The colorful crabs that look like toys have been around in the Oriental and European pet trade for a decade, but no one knew exactly where these crabs came from. These crabs with vibrant hues were being collected even before they were given names.
The two new species of “vampire crabs” – so called because of their intense yellow eyes – grow to be about an inch long. A team of researchers led by Christian Lukhaup, a German carcinologist (crab expert) traced the origin of the crustaceans to the river valleys on the Indonesian island Java.
One of the crabs has purple claws while the other one has fiery orange nippers. The team called the purple one Geosesarma dennerle, named after the German company Dennerle which supported the research of these crabs. The orange one was christened Geosesarma hagen, named after the Rolf C. Hagen Group of Companies, which is a major pet supplies company in Germany that also supported the research.
Lukhaup said other scientists have identified other species of vampire crabs, but the recently discovered species are the most common pets because of their diminutive size.
They are easy to care for and are quite sociable, getting along well with one another and seldom fight. The cute crabs live up to three years. They sell for $25 each.
Singaporean Peter Ng, a member of the research team, fears that the vampire crabs may already be under threat from over-collecting due to their popularity to aquarium pet lovers.
“Any species that is over-exploited — be it for food, or as a pet — stands threatened. More so for a small freshwater crab like this, which has a relatively restricted range,” Ng said.

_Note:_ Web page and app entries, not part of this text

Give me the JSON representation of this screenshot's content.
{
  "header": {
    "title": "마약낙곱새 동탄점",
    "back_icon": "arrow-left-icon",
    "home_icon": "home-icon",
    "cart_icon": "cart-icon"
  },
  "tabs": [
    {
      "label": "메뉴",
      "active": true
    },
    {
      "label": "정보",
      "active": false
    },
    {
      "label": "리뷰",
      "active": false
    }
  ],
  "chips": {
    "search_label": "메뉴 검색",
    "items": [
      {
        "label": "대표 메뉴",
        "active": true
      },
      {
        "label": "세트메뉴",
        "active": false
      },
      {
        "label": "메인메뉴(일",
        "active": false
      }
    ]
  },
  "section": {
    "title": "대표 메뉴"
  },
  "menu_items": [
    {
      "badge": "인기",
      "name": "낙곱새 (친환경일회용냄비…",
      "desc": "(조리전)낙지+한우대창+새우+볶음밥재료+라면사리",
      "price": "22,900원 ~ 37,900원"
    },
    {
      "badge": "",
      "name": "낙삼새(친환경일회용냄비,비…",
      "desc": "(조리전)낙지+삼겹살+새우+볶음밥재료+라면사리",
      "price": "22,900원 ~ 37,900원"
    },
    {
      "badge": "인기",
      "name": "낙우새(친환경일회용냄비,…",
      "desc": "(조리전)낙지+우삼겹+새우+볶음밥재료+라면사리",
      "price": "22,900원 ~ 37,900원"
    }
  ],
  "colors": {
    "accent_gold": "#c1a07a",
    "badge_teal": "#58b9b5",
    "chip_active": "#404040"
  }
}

Lukhaup hopes that private commercial breeding will help prevent the decimation of the crabs’ population due to the vampire crab craze.